» **EXERCISE**: Pull every line that includes the word "Отправление" from the data.

[[ DATA open ]]

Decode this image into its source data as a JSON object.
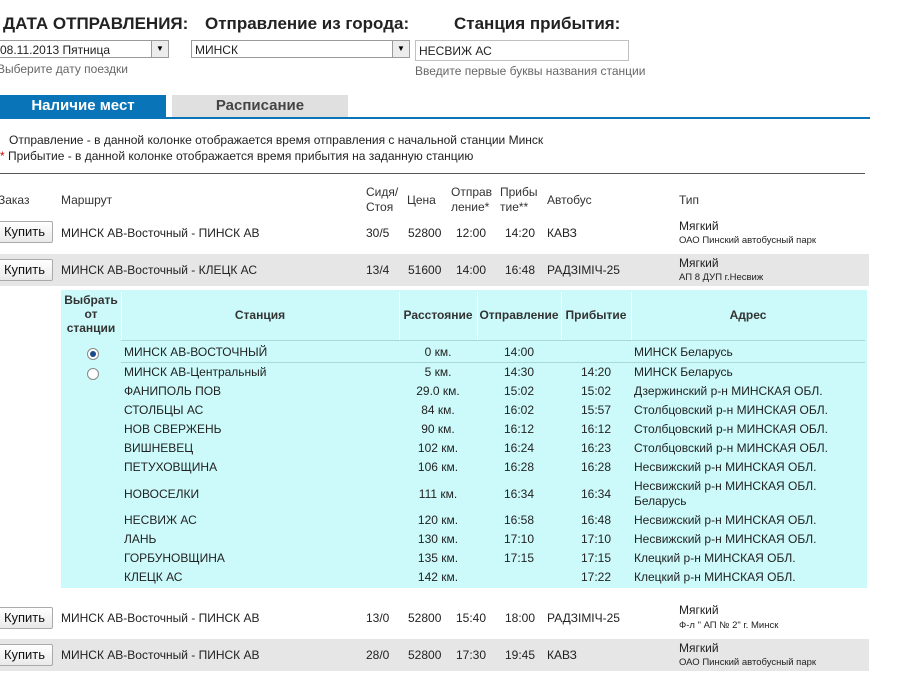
{
  "form": {
    "date_label": "ДАТА ОТПРАВЛЕНИЯ:",
    "date_value": "08.11.2013 Пятница",
    "date_hint": "Выберите дату поездки",
    "from_label": "Отправление из города:",
    "from_value": "МИНСК",
    "to_label": "Станция прибытия:",
    "to_value": "НЕСВИЖ АС",
    "to_hint": "Введите первые буквы названия станции"
  },
  "tabs": [
    {
      "label": "Наличие мест"
    },
    {
      "label": "Расписание"
    }
  ],
  "notes": {
    "line1": "Отправление - в данной колонке отображается время отправления с начальной станции Минск",
    "asterisk": "*",
    "line2": " Прибытие - в данной колонке отображается время прибытия на заданную станцию"
  },
  "table": {
    "headers": {
      "order": "Заказ",
      "route": "Маршрут",
      "seats_1": "Сидя/",
      "seats_2": "Стоя",
      "price": "Цена",
      "dep_1": "Отправ",
      "dep_2": "ление*",
      "arr_1": "Прибы",
      "arr_2": "тие**",
      "bus": "Автобус",
      "type": "Тип"
    },
    "buy_label": "Купить",
    "rows": [
      {
        "route": "МИНСК АВ-Восточный - ПИНСК АВ",
        "seats": "30/5",
        "price": "52800",
        "dep": "12:00",
        "arr": "14:20",
        "bus": "КАВЗ",
        "type": "Мягкий",
        "carrier": "ОАО Пинский автобусный парк"
      },
      {
        "route": "МИНСК АВ-Восточный - КЛЕЦК АС",
        "seats": "13/4",
        "price": "51600",
        "dep": "14:00",
        "arr": "16:48",
        "bus": "РАДЗІМІЧ-25",
        "type": "Мягкий",
        "carrier": "АП 8 ДУП г.Несвиж"
      },
      {
        "route": "МИНСК АВ-Восточный - ПИНСК АВ",
        "seats": "13/0",
        "price": "52800",
        "dep": "15:40",
        "arr": "18:00",
        "bus": "РАДЗІМІЧ-25",
        "type": "Мягкий",
        "carrier": "Ф-л \" АП № 2\" г. Минск"
      },
      {
        "route": "МИНСК АВ-Восточный - ПИНСК АВ",
        "seats": "28/0",
        "price": "52800",
        "dep": "17:30",
        "arr": "19:45",
        "bus": "КАВЗ",
        "type": "Мягкий",
        "carrier": "ОАО Пинский автобусный парк"
      }
    ]
  },
  "stops": {
    "headers": {
      "choose_1": "Выбрать",
      "choose_2": "от",
      "choose_3": "станции",
      "station": "Станция",
      "distance": "Расстояние",
      "departure": "Отправление",
      "arrival": "Прибытие",
      "address": "Адрес"
    },
    "rows": [
      {
        "station": "МИНСК АВ-ВОСТОЧНЫЙ",
        "distance": "0 км.",
        "dep": "14:00",
        "arr": "",
        "address": "МИНСК Беларусь",
        "selected": true
      },
      {
        "station": "МИНСК АВ-Центральный",
        "distance": "5 км.",
        "dep": "14:30",
        "arr": "14:20",
        "address": "МИНСК Беларусь",
        "selected": false
      },
      {
        "station": "ФАНИПОЛЬ ПОВ",
        "distance": "29.0 км.",
        "dep": "15:02",
        "arr": "15:02",
        "address": "Дзержинский р-н МИНСКАЯ ОБЛ."
      },
      {
        "station": "СТОЛБЦЫ АС",
        "distance": "84 км.",
        "dep": "16:02",
        "arr": "15:57",
        "address": "Столбцовский р-н МИНСКАЯ ОБЛ."
      },
      {
        "station": "НОВ СВЕРЖЕНЬ",
        "distance": "90 км.",
        "dep": "16:12",
        "arr": "16:12",
        "address": "Столбцовский р-н МИНСКАЯ ОБЛ."
      },
      {
        "station": "ВИШНЕВЕЦ",
        "distance": "102 км.",
        "dep": "16:24",
        "arr": "16:23",
        "address": "Столбцовский р-н МИНСКАЯ ОБЛ."
      },
      {
        "station": "ПЕТУХОВЩИНА",
        "distance": "106 км.",
        "dep": "16:28",
        "arr": "16:28",
        "address": "Несвижский р-н МИНСКАЯ ОБЛ."
      },
      {
        "station": "НОВОСЕЛКИ",
        "distance": "111 км.",
        "dep": "16:34",
        "arr": "16:34",
        "address": "Несвижский р-н МИНСКАЯ ОБЛ.",
        "address2": "Беларусь"
      },
      {
        "station": "НЕСВИЖ АС",
        "distance": "120 км.",
        "dep": "16:58",
        "arr": "16:48",
        "address": "Несвижский р-н МИНСКАЯ ОБЛ."
      },
      {
        "station": "ЛАНЬ",
        "distance": "130 км.",
        "dep": "17:10",
        "arr": "17:10",
        "address": "Несвижский р-н МИНСКАЯ ОБЛ."
      },
      {
        "station": "ГОРБУНОВЩИНА",
        "distance": "135 км.",
        "dep": "17:15",
        "arr": "17:15",
        "address": "Клецкий р-н МИНСКАЯ ОБЛ."
      },
      {
        "station": "КЛЕЦК АС",
        "distance": "142 км.",
        "dep": "",
        "arr": "17:22",
        "address": "Клецкий р-н МИНСКАЯ ОБЛ."
      }
    ]
  },
  "colors": {
    "accent": "#0a74b9",
    "panel": "#ccfafa",
    "row_gray": "#e6e6e6"
  }
}
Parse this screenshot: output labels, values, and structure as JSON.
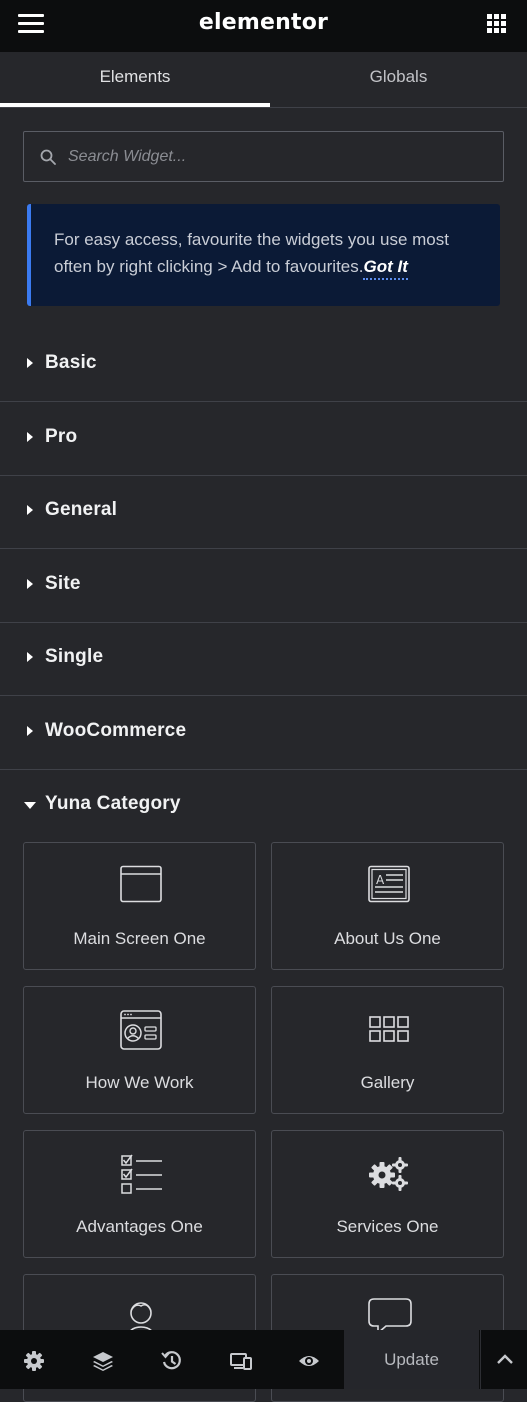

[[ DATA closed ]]

» **TASK RESULT**:
    "from_label": "Отправление из города:",
    "line1": "Отправление - в данной колонке отображается время отправления с начальной станции Минск",
      "departure": "Отправление",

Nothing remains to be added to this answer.